When it comes to prostate cancer, your medical team will decide between a variety of treatments. One of those treatments is a radical prostatectomy. As a form of prostate cancer surgery that removes your prostate gland and the tissues that surround it, it has a high success rate. Here's what to expect after yours.
Using a Catheter
You may need a catheter for anywhere between a few days and a couple of weeks following your surgery. Once you've recovered from your anaesthetic, a nurse or doctor should discuss how your catheter works and how to use it. While you're in the hospital, they'll likely keep a log of how much urine you're passing into your catheter bag. In doing so, they'll get a decent insight into how you're recovering.
Managing Your Pain

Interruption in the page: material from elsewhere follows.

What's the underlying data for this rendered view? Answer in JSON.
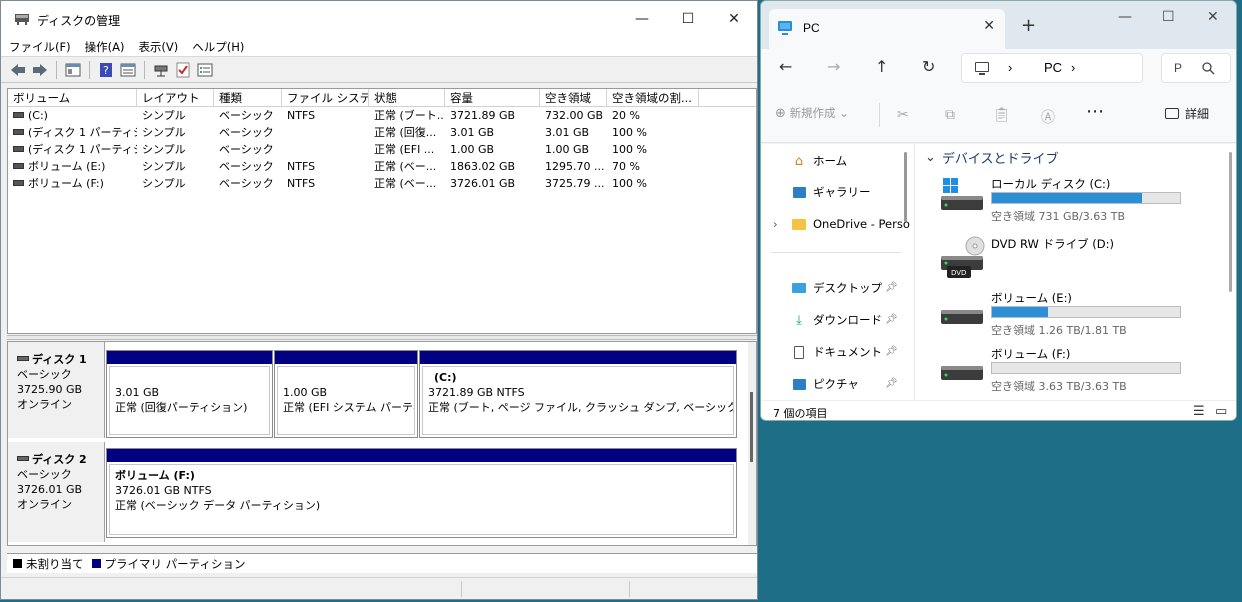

When you wake from your surgery, you may find that your medical team are administering pain killers via a tube in your arm. Eventually, they'll transition to oral painkillers and provide you with medications that you can use at home. If you feel as though your pain is unmanageable on the medications you're taking, speak with your surgeon or doctor as soon as you can. As the days go on, you should find that your need to take medication reduces.
Caring for Your Wound
The type of wound and dressings you have will depend on how the surgeon approached your surgery. In all cases, you're likely to have a dressing that requires some attention. Your nurses should change them prior to you leaving the hospital and will advise you on how to do so yourself. If you have dissolvable stitches, you won't need to return to have someone take them out. You may want to ask your medical team about using specialist cushions to support the area as you heal.
Mobilising at Home
There's no denying that your radical prostatectomy affects an area that you depend on a lot, especially for sitting and walking. However, there are ways you can mobilise so you can maximise comfort. Try spending less time sitting each day or change your posture if it's affecting your comfort levels. You can also build up how much you walk each day and eventually progress to walking outside. If you previously spent time engaging in activities such as gardening or heavy lifting, speak with your doctor before returning to them.
While there are often similarities in each patient's post-surgical experience, your experience is also unique to you. As such, if you have any queries, raise them at the earliest opportunity with your surgeon.